The world is moving towards cleaner energy sources, and Europe is leading the way in this transition. However, the path to a decarbonized future is not without challenges. To address some of these challenges, the Copenhagen School of Energy Infrastructure (CSEI) and the Oxford Institute of Energy Studies (OIES) recently organized a workshop titled “Electricity Market Reform in Europe” on March 31, 2023, at the Copenhagen Business School. 

The workshop was a success, attracting experts from academia, industry, and policymakers to discuss reform options for the European electricity market. The focus was on making the market fit for deep penetration of renewable electricity, which is essential to meet the goals of the Paris Agreement. 

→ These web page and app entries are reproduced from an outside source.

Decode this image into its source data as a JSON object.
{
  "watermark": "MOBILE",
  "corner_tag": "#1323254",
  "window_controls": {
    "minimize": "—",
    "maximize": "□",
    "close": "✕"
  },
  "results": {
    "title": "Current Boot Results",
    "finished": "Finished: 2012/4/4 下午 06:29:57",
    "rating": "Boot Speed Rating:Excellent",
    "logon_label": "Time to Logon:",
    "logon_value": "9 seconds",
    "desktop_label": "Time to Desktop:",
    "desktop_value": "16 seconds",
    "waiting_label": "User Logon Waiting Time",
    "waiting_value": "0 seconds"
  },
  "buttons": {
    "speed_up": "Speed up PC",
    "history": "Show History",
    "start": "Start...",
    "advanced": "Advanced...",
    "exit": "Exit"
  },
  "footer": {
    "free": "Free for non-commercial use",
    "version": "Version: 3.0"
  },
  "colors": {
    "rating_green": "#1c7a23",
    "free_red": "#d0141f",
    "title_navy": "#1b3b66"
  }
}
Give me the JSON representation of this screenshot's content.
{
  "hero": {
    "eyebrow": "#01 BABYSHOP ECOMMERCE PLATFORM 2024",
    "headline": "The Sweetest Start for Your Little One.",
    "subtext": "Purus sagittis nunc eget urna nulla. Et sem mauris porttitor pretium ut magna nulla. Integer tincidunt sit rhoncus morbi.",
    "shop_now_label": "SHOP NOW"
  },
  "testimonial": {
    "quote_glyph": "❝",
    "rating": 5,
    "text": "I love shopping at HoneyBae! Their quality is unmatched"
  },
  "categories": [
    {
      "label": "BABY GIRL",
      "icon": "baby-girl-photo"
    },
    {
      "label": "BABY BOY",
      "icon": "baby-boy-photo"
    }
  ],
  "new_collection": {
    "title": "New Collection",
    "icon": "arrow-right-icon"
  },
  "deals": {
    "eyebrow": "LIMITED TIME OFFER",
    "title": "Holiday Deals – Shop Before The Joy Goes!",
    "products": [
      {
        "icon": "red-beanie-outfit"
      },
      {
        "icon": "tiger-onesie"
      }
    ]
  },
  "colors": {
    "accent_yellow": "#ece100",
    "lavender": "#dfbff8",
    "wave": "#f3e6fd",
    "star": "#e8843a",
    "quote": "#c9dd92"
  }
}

The event was kicked off by hosts Tooraj Jamasb (CSEI) and Rahmat Poudineh (OIES), who welcomed the participants and set the tone for the discussions that followed. The workshop was divided into three panels, each addressing a different aspect of electricity market reform. 

The first panel focused on the relationship between electricity market design and network infrastructure. The panelists discussed how market design should consider the characteristics and limitations of the network infrastructure and how network infrastructure should be developed to support the goals of the electricity market, such as promoting competition, efficiency, and reliability. The question of how to mobilize and integrate decentral flexibility in the future proved to be controversial among panelists and the audience alike. 

The second panel debated fundamental structural market reforms vs. incremental change. This discussion included the conundrum of maintaining an energy-only market while promoting deep penetration of zero short-run marginal cost energy. The panelists and the audience were split over the question of establishing a dedicated market segment for renewable electricity in the future. 

Finally, the third panel explored government intervention in the electricity market. The experts provided insights into how to design government interventions that are effective, predictable, and minimize market distortions while still achieving policy goals. The discussion included recent market interventions in Europe, particularly in Spain and Great Britain, and participants’ opinions were rather mixed. 

The workshop concluded with Tooraj Jamasb and Rahmat Poudineh summarizing the key takeaways from the discussions. Overall, the event provided a valuable platform for stakeholders to come together and discuss the challenges facing the energy market in Europe. It highlighted the need for reforms to make the electricity market fit for deep penetration of renewable electricity. The success of this workshop shows that collaboration and discussion are crucial in driving the transition to cleaner energy sources. CSEI and OIES would like to thank all the speakers and participants and look forward to continuing the discussion on the decarbonization of the European energy sector.